Friday, May 20, 2011

New York Has A New Weapon

Five years after his first American production, the unsuccessful THE BIG BRAWL, Jackie Chan teamed with New York action director James Glickenhaus (THE EXTERMINATOR) for a second shot at impressing the North American market.

THE PROTECTOR is not highly thought of by Chan fans, but it deserves a better rep. Granted, it doesn't use Chan to his full potential. It’s a solid cop flick filled with chases, fights, and bloody shootouts, but it appears as though Jackie is being doubled for the more spectacular stunts.

New York detectives Billy Wong (Chan) and Danny Garoni (Danny Aiello), both on the Commissioner’s shit list for excessive use of force, are working security at a fashion show when designer Laura Shapiro (Saun Ellis) is kidnapped by masked gunmen. They deduce she’s been taken to Hong Kong. Touting Billy’s Chinatown contacts and Danny’s familiarity with the island during his stint in Vietnam, the new partners convince the New York brass to send them to Hong Kong to find the girl.

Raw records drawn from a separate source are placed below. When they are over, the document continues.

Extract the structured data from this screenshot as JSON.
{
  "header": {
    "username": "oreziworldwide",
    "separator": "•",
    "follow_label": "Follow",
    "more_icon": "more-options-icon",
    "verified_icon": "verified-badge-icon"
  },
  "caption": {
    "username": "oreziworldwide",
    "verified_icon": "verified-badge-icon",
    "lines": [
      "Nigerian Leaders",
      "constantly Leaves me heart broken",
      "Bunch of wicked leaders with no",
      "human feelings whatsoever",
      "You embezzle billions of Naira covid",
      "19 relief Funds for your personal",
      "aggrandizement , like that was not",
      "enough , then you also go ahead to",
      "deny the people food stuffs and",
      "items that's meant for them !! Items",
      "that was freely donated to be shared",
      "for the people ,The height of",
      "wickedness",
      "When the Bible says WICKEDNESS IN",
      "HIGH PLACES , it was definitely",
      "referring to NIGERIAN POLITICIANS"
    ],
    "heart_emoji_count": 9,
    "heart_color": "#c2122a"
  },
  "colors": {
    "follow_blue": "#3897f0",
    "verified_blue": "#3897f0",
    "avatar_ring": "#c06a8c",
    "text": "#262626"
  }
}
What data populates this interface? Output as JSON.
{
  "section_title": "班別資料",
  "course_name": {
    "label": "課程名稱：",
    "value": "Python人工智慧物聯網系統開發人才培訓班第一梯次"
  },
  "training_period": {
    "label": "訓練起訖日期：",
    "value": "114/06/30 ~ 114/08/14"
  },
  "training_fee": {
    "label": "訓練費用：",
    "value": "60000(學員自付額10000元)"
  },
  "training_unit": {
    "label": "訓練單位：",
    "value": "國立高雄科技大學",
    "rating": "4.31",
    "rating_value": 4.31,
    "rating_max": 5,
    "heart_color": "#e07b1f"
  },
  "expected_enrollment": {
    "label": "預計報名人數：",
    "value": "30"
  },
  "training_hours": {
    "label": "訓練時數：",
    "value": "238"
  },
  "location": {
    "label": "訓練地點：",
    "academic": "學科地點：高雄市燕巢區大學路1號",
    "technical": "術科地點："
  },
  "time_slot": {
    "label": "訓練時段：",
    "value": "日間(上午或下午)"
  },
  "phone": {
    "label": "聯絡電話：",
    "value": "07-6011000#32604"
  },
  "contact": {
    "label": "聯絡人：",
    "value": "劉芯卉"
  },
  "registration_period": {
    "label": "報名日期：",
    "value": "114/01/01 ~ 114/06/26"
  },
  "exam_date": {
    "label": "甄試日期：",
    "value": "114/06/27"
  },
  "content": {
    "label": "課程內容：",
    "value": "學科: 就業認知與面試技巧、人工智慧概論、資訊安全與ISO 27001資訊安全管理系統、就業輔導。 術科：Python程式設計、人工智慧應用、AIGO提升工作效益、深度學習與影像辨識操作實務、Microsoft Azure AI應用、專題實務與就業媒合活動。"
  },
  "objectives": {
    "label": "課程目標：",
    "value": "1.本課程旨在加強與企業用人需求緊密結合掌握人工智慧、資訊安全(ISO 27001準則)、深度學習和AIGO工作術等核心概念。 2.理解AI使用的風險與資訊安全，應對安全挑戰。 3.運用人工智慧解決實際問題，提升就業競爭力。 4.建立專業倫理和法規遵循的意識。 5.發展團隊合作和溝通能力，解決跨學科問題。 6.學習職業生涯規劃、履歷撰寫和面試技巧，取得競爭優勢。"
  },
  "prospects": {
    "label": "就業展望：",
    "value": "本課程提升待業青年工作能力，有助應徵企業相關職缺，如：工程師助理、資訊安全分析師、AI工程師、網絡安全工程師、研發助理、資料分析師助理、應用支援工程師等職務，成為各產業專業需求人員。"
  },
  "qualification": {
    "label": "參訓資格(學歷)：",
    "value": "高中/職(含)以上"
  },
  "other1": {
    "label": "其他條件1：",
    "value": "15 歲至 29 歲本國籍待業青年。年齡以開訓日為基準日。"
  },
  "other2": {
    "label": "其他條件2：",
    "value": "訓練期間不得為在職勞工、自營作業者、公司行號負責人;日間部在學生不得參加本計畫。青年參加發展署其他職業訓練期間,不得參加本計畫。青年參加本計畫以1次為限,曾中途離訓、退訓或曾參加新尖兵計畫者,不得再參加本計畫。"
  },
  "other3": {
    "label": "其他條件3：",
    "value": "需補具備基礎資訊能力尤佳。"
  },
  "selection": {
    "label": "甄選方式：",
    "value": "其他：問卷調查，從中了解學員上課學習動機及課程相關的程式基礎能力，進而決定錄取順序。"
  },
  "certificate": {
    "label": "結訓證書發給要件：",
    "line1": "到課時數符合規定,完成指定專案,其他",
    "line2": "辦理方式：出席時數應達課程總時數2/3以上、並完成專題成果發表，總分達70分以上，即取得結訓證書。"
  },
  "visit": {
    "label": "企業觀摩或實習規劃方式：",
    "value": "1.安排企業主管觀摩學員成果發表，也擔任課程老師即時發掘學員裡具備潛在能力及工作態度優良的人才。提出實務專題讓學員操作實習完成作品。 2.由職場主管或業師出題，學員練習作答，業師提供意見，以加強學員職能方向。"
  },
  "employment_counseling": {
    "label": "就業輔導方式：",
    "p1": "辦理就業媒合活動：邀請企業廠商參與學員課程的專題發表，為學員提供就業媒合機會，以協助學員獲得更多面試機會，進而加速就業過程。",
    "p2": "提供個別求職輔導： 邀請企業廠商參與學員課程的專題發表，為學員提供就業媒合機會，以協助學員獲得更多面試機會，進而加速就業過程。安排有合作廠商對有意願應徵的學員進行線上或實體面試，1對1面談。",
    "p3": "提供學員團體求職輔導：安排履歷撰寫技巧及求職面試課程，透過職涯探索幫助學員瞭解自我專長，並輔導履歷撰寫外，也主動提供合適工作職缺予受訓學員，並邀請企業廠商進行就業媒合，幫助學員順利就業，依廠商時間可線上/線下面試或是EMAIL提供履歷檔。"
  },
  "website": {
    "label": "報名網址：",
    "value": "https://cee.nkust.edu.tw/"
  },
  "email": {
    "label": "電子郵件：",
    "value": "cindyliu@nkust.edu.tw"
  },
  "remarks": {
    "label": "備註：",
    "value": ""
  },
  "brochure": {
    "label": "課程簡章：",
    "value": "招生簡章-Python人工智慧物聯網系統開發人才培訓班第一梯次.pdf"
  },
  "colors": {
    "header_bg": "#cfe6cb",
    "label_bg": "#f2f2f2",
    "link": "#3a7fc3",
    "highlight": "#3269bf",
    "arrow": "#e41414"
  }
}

Of course, being maverick cops, Wong and Garoni proceed to tear hell out of half the city, as Glickenhaus subjects them to enough exploding cars, machine gun bullets, anonymous kung fu fighters, broken glass, and giant squibs to keep any undiscerning action fan occupied for a couple of hours. Highlights include Jackie’s running and leaping across an obstacle course made of junks and a climactic fight with a racist bodyguard played by Bill “Superfoot” Wallace. THE PROTECTOR is clearly a James Glickenhaus joint, from the slow-motion free-falling bodies to the giant squibs blowing apart stuntmen’s chests, and if you got a kick out of Glickenhaus' THE EXTERMINATOR or THE SOLDIER, you’ll like this one too. Just don’t ask me what the opening scene is all about.

Somehow, THE PROTECTOR failed to attract American audiences, probably because of a resistance to an Asian leading man, and it wasn’t until RUMBLE IN THE BRONX made waves in 1996 that Chan finally found mainstream U.S. success. THE PROTECTOR is a much better movie than RUMBLE IN THE BRONX, so perhaps timing was everything.

In an unusual move, Chan was allowed to create his own version of THE PROTECTOR for Asian markets, eliminating a lot of Aiello and all the nudity and directing additional fight scenes. I prefer the Glickenhaus cut, but I can understand why Jackie’s fans would prefer his.

1 comment:

Anonymous said...

THE PROTECTOR didn't attract an audience because Warners shelved it and then dumped it on video and cable markets. I think Warners was smart to shelve it.